How does Britain’s experience of long-run economic growth and development, as revealed by the output-based estimation of GDP per head set out in Part I of this book, compare with that of other countries? Maddison’s (2010) historical national income estimates show that by the middle of the nineteenth century Britain had become the most developed economy in the world, with higher output per head than any other country in Europe, Asia or the Americas. A majority of its population lived in towns, agriculture contributed less than a quarter of employment and a fifth of value-added output, after centuries of mercantilism it was trading across the world under the banner of free trade, and the value of that international commerce accounted for a fifth of national income and was rising. Demographic and economic growth were proceeding in tandem and thereby fulfilling one of Kuznets’s (1966) key requirements of modern economic growth. Contrary to Malthus’s gloomiest predictions, the population was not only growing but it was becoming richer. The Great Exhibition of 1851, conceived to make clear to the world Great Britain’s role as industrial leader, could not have been better timed.
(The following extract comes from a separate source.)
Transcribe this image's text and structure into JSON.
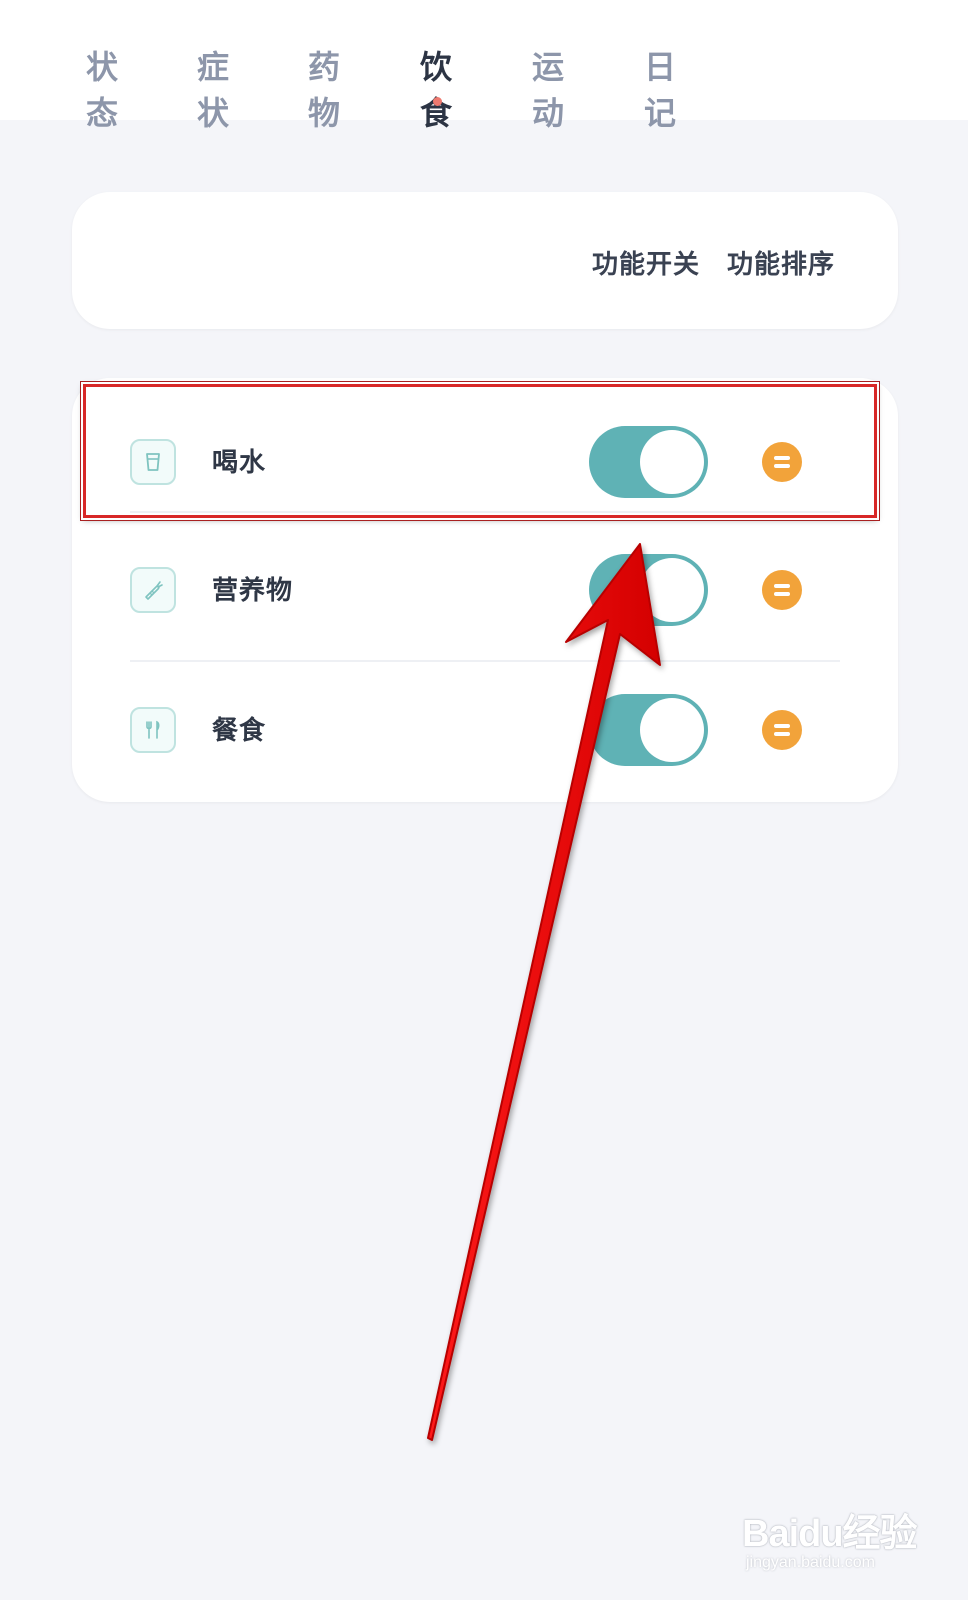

Eight centuries earlier, when William of Normandy had cast his covetous eyes upon the Crown of England, the country had been less a land of plenty than a kingdom with plenty of land. Its relatively sparse population of 1.7 million was overwhelmingly rural, towns were small and London alone had more than 10,000 inhabitants, commerce was limited and commercial institutions and infrastructure weakly developed, and exports were chiefly of unprocessed primary products, most notably wool and tin. England may have been resource-rich but its lack of development meant that its GDP per head was only a quarter what it would become in 1850. It was poorer than most of its immediate continental neighbours, significantly poorer than northern and central Italy, at that time Europe’s economic leader, conspicuously poorer than the world’s most successful economy, China under the Northern Song Dynasty (960–1127), and poorer than the core economies of the Roman Empire a millennium earlier under Augustus (Lo Cascio and Malanima, 2009).